We know that Europe faces fierce competition in science and technology from China and the United States, which have considerable resources and no qualms about investing billions in strategic sectors. Europeans would therefore be wrong to deprive themselves of this valuable tool.

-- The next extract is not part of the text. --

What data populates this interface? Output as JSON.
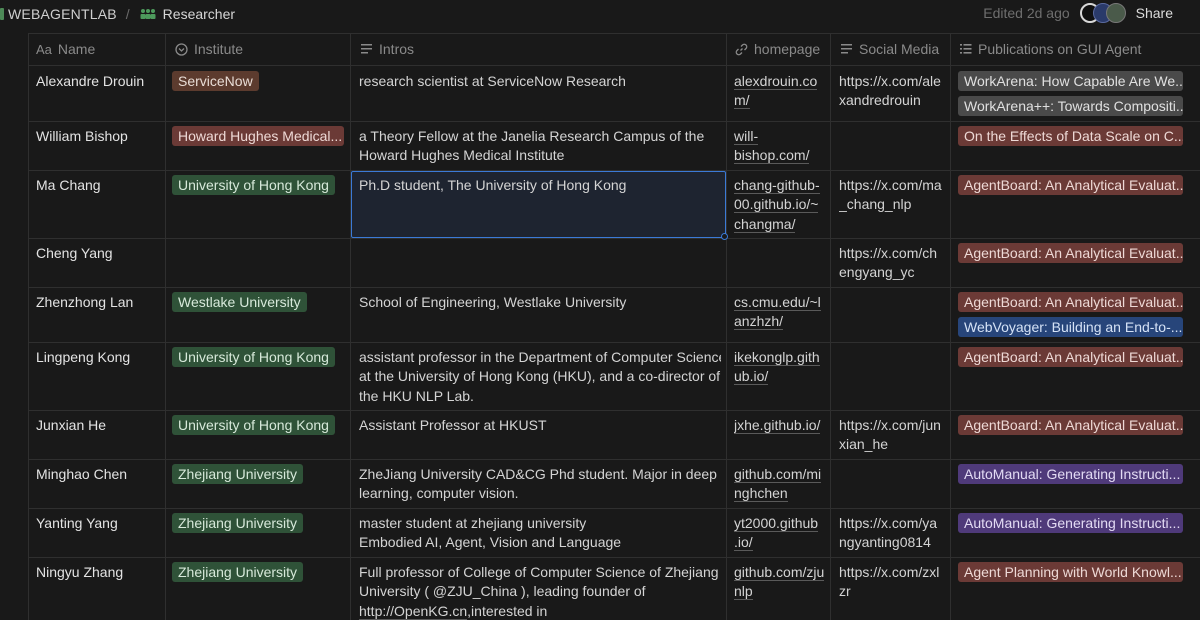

One may also hope that a bank will be in a better position to judge the return on investment of innovations, and to make a careful selection of the projects it wants to support, unlike a state that would simply provide subsidies. An issue like energy transition needs to be approached with great caution and any decision based solely on scaremongering arguments must be avoided. As Bjorn Lomborg points out in a video for the Prager Institute, while alarm bells have been ringing for over twenty years now, CO2 emissions have continued to rise and this policy has only encouraged the pursuit of one type of climate policy, that has tried to reduce carbon emissions by subsidizing wind farms and solar panels. However, according to the International Energy Agency, only 0.4% of the energy consumed worldwide comes from solar and wind energy; and the agency’s most optimistic forecasts are that this figure will not exceed 2.2%. Also, as the President of the Environmental Assessment Institute points out, for the next two decades these two feel-good solutions will be expensive and will have an imperceptible impact on the climate. So, instead of subsidizing these energies, we should invest massively in green energy R&D to reduce their costs. A message that should be made loud and clear to the EIB’s stakeholders and its new Club.